Notes

Chapter 12: The Principle of Computational Equivalence

Section 10: Intelligence in the Universe


Origin of life

Fossil traces of living cells have been found going back more than 3.8 billion years—to perhaps as little as 700 million years after the formation of the Earth. There were presumably simpler forms of life that preceded the advent of recognizable cells, and even if life arose more than once it is unlikely that evidence of this would remain. (One sees many branches in the fossil record—such as organisms with dominant symmetries other than fivefold—but all seem to have the same ancestry.)

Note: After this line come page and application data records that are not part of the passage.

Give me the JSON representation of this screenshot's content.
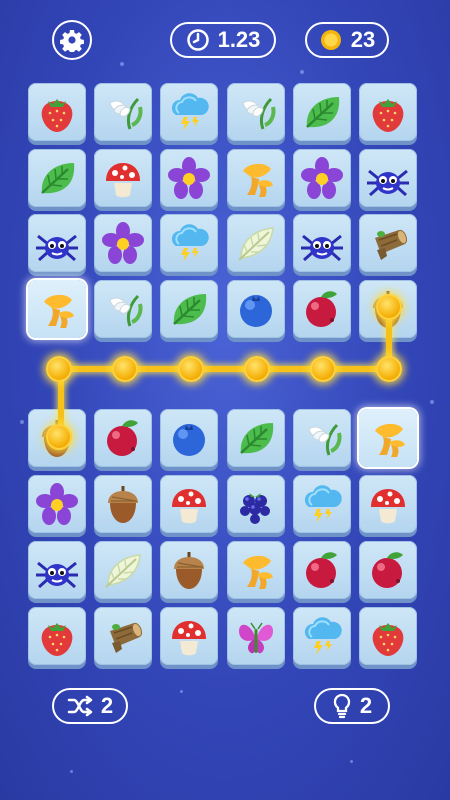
{
  "hud": {
    "timer": "1.23",
    "coins": "23",
    "shuffle_count": "2",
    "hint_count": "2",
    "icons": {
      "settings": "gear-icon",
      "timer": "clock-icon",
      "coins": "coin-icon",
      "shuffle": "shuffle-icon",
      "hint": "lightbulb-icon"
    }
  },
  "board": {
    "columns": 6,
    "rows": [
      [
        "strawberry",
        "snowdrop",
        "storm-cloud",
        "snowdrop",
        "leaf",
        "strawberry"
      ],
      [
        "leaf",
        "mushroom",
        "purple-flower",
        "chanterelle",
        "purple-flower",
        "spider"
      ],
      [
        "spider",
        "purple-flower",
        "storm-cloud",
        "feather",
        "spider",
        "tree-stump"
      ],
      [
        "chanterelle",
        "snowdrop",
        "leaf",
        "blueberry",
        "cranberry",
        "acorn"
      ],
      [
        null,
        null,
        null,
        null,
        null,
        null
      ],
      [
        "acorn",
        "cranberry",
        "blueberry",
        "leaf",
        "snowdrop",
        "chanterelle"
      ],
      [
        "purple-flower",
        "acorn",
        "mushroom",
        "blackberry",
        "storm-cloud",
        "mushroom"
      ],
      [
        "spider",
        "feather",
        "acorn",
        "chanterelle",
        "cranberry",
        "cranberry"
      ],
      [
        "strawberry",
        "tree-stump",
        "mushroom",
        "butterfly",
        "storm-cloud",
        "strawberry"
      ]
    ],
    "selected": [
      [
        3,
        0
      ],
      [
        5,
        5
      ]
    ]
  },
  "colors": {
    "background": "#3346b8",
    "tile": "#c2def3",
    "path": "#f6c21a"
  }
}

From antiquity until the 1700s it was widely believed that smaller living organisms arise spontaneously in substances like mud, and this was not finally disproved until the 1860s. Controversy surrounding the theory of biological evolution in the late 1800s dissuaded investigation of non-biological origins for life, and at the end of the 1800s it was for example suggested that life on Earth might have arisen from spores of extraterrestrial origin. In the 1920s the idea developed that electrical storms in the atmosphere of the early Earth could lead to production of molecules seen in living systems—and this was confirmed by the experiment of Stanley Miller and Harold Urey in 1953. The molecules obtained were nevertheless still fairly simple—and as it turns out most of them have now also been found in interstellar space. Starting in the 1960s suggestions were made for the chemical and other roles of constituents of the crust as well as atmosphere. Schemes for early forms of self-replication were invented based on molecules such as RNA and on patterns in clay-like materials. (The smallest known system that independently replicates itself is a mycoplasma bacterium with about 580,000 base pairs and perhaps 470 genes. Viroids can be as small as 10,000 atoms but require a host for replication.) In the 1970s it then became popular to investigate complicated cycles of chemical reactions that seemed analogous to ones found in living systems. But with the advent of widespread computer simulations in the 1980s it became clear that all sorts of features normally associated with life were actually rather easy to obtain. (See note above.)


From Stephen Wolfram: A New Kind of Science [citation]